> **ENTRIES PROVIDED**
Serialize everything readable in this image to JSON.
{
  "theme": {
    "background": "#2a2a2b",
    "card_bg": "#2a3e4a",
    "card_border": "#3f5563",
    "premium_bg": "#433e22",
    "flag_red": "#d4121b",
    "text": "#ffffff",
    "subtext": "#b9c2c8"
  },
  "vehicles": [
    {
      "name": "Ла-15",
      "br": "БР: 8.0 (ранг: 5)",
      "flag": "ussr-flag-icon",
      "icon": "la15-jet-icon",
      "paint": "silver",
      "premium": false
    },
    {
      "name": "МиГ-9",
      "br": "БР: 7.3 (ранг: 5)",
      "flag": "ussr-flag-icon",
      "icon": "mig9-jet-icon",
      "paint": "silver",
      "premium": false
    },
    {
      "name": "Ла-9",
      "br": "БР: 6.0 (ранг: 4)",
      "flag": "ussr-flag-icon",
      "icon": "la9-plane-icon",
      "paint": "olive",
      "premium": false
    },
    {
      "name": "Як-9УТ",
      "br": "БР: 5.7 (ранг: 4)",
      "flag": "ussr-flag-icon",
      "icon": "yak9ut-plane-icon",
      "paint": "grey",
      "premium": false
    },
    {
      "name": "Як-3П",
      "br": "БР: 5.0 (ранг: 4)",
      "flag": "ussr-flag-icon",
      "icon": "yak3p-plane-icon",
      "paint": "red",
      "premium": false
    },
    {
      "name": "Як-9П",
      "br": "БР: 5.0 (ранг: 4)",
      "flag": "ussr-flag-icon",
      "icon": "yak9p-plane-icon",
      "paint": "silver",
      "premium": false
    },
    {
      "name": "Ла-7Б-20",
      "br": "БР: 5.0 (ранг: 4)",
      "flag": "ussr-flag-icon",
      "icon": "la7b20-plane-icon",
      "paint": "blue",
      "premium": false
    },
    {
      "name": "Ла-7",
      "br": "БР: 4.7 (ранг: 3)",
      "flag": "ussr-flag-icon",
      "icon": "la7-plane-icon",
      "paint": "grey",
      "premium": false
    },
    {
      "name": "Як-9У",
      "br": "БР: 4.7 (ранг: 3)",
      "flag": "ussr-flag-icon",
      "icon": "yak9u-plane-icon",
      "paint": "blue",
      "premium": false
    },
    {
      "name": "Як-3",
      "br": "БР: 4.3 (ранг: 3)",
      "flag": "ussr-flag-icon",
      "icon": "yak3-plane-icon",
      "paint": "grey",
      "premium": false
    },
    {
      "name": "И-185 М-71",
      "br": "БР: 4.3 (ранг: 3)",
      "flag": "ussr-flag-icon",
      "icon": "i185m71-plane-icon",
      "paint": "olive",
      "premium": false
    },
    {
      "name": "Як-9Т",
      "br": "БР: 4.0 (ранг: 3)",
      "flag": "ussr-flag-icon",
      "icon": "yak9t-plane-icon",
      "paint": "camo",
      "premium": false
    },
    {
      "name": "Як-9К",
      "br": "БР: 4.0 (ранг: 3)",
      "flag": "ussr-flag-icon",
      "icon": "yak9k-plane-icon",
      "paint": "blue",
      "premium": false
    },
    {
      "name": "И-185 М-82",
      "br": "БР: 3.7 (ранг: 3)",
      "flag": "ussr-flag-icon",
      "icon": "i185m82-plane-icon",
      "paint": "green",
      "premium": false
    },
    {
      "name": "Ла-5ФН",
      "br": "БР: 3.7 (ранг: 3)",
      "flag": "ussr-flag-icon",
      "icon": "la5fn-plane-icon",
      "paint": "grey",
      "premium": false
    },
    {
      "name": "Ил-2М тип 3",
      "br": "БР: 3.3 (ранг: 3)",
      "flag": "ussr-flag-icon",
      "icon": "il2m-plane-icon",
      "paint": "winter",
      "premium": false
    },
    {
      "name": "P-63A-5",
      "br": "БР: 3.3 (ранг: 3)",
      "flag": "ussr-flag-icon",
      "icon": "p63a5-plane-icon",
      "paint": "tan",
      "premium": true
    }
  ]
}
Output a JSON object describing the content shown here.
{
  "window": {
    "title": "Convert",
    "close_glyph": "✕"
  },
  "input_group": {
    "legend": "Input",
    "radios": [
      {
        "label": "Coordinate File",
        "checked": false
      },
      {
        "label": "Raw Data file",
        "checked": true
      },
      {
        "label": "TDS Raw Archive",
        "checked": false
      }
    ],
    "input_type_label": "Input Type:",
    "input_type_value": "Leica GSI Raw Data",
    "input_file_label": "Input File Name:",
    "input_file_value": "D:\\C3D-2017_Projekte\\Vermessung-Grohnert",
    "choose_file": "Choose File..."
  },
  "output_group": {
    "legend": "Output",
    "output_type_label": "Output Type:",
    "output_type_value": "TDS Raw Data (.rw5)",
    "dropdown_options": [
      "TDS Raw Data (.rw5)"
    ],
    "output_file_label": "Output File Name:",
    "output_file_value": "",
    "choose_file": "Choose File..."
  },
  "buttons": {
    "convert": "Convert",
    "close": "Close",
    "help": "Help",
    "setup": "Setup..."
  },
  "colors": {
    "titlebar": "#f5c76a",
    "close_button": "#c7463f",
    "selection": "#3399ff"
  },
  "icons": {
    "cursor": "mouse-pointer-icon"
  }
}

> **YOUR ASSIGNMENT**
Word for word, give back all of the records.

> **TASK OUTPUT**
Serialize everything readable in this image to JSON.
{
  "theme": {
    "background": "#2a2a2b",
    "card_bg": "#2a3e4a",
    "card_border": "#3f5563",
    "premium_bg": "#433e22",
    "flag_red": "#d4121b",
    "text": "#ffffff",
    "subtext": "#b9c2c8"
  },
  "vehicles": [
    {
      "name": "Ла-15",
      "br": "БР: 8.0 (ранг: 5)",
      "flag": "ussr-flag-icon",
      "icon": "la15-jet-icon",
      "paint": "silver",
      "premium": false
    },
    {
      "name": "МиГ-9",
      "br": "БР: 7.3 (ранг: 5)",
      "flag": "ussr-flag-icon",
      "icon": "mig9-jet-icon",
      "paint": "silver",
      "premium": false
    },
    {
      "name": "Ла-9",
      "br": "БР: 6.0 (ранг: 4)",
      "flag": "ussr-flag-icon",
      "icon": "la9-plane-icon",
      "paint": "olive",
      "premium": false
    },
    {
      "name": "Як-9УТ",
      "br": "БР: 5.7 (ранг: 4)",
      "flag": "ussr-flag-icon",
      "icon": "yak9ut-plane-icon",
      "paint": "grey",
      "premium": false
    },
    {
      "name": "Як-3П",
      "br": "БР: 5.0 (ранг: 4)",
      "flag": "ussr-flag-icon",
      "icon": "yak3p-plane-icon",
      "paint": "red",
      "premium": false
    },
    {
      "name": "Як-9П",
      "br": "БР: 5.0 (ранг: 4)",
      "flag": "ussr-flag-icon",
      "icon": "yak9p-plane-icon",
      "paint": "silver",
      "premium": false
    },
    {
      "name": "Ла-7Б-20",
      "br": "БР: 5.0 (ранг: 4)",
      "flag": "ussr-flag-icon",
      "icon": "la7b20-plane-icon",
      "paint": "blue",
      "premium": false
    },
    {
      "name": "Ла-7",
      "br": "БР: 4.7 (ранг: 3)",
      "flag": "ussr-flag-icon",
      "icon": "la7-plane-icon",
      "paint": "grey",
      "premium": false
    },
    {
      "name": "Як-9У",
      "br": "БР: 4.7 (ранг: 3)",
      "flag": "ussr-flag-icon",
      "icon": "yak9u-plane-icon",
      "paint": "blue",
      "premium": false
    },
    {
      "name": "Як-3",
      "br": "БР: 4.3 (ранг: 3)",
      "flag": "ussr-flag-icon",
      "icon": "yak3-plane-icon",
      "paint": "grey",
      "premium": false
    },
    {
      "name": "И-185 М-71",
      "br": "БР: 4.3 (ранг: 3)",
      "flag": "ussr-flag-icon",
      "icon": "i185m71-plane-icon",
      "paint": "olive",
      "premium": false
    },
    {
      "name": "Як-9Т",
      "br": "БР: 4.0 (ранг: 3)",
      "flag": "ussr-flag-icon",
      "icon": "yak9t-plane-icon",
      "paint": "camo",
      "premium": false
    },
    {
      "name": "Як-9К",
      "br": "БР: 4.0 (ранг: 3)",
      "flag": "ussr-flag-icon",
      "icon": "yak9k-plane-icon",
      "paint": "blue",
      "premium": false
    },
    {
      "name": "И-185 М-82",
      "br": "БР: 3.7 (ранг: 3)",
      "flag": "ussr-flag-icon",
      "icon": "i185m82-plane-icon",
      "paint": "green",
      "premium": false
    },
    {
      "name": "Ла-5ФН",
      "br": "БР: 3.7 (ранг: 3)",
      "flag": "ussr-flag-icon",
      "icon": "la5fn-plane-icon",
      "paint": "grey",
      "premium": false
    },
    {
      "name": "Ил-2М тип 3",
      "br": "БР: 3.3 (ранг: 3)",
      "flag": "ussr-flag-icon",
      "icon": "il2m-plane-icon",
      "paint": "winter",
      "premium": false
    },
    {
      "name": "P-63A-5",
      "br": "БР: 3.3 (ранг: 3)",
      "flag": "ussr-flag-icon",
      "icon": "p63a5-plane-icon",
      "paint": "tan",
      "premium": true
    }
  ]
}
Output a JSON object describing the content shown here.
{
  "window": {
    "title": "Convert",
    "close_glyph": "✕"
  },
  "input_group": {
    "legend": "Input",
    "radios": [
      {
        "label": "Coordinate File",
        "checked": false
      },
      {
        "label": "Raw Data file",
        "checked": true
      },
      {
        "label": "TDS Raw Archive",
        "checked": false
      }
    ],
    "input_type_label": "Input Type:",
    "input_type_value": "Leica GSI Raw Data",
    "input_file_label": "Input File Name:",
    "input_file_value": "D:\\C3D-2017_Projekte\\Vermessung-Grohnert",
    "choose_file": "Choose File..."
  },
  "output_group": {
    "legend": "Output",
    "output_type_label": "Output Type:",
    "output_type_value": "TDS Raw Data (.rw5)",
    "dropdown_options": [
      "TDS Raw Data (.rw5)"
    ],
    "output_file_label": "Output File Name:",
    "output_file_value": "",
    "choose_file": "Choose File..."
  },
  "buttons": {
    "convert": "Convert",
    "close": "Close",
    "help": "Help",
    "setup": "Setup..."
  },
  "colors": {
    "titlebar": "#f5c76a",
    "close_button": "#c7463f",
    "selection": "#3399ff"
  },
  "icons": {
    "cursor": "mouse-pointer-icon"
  }
}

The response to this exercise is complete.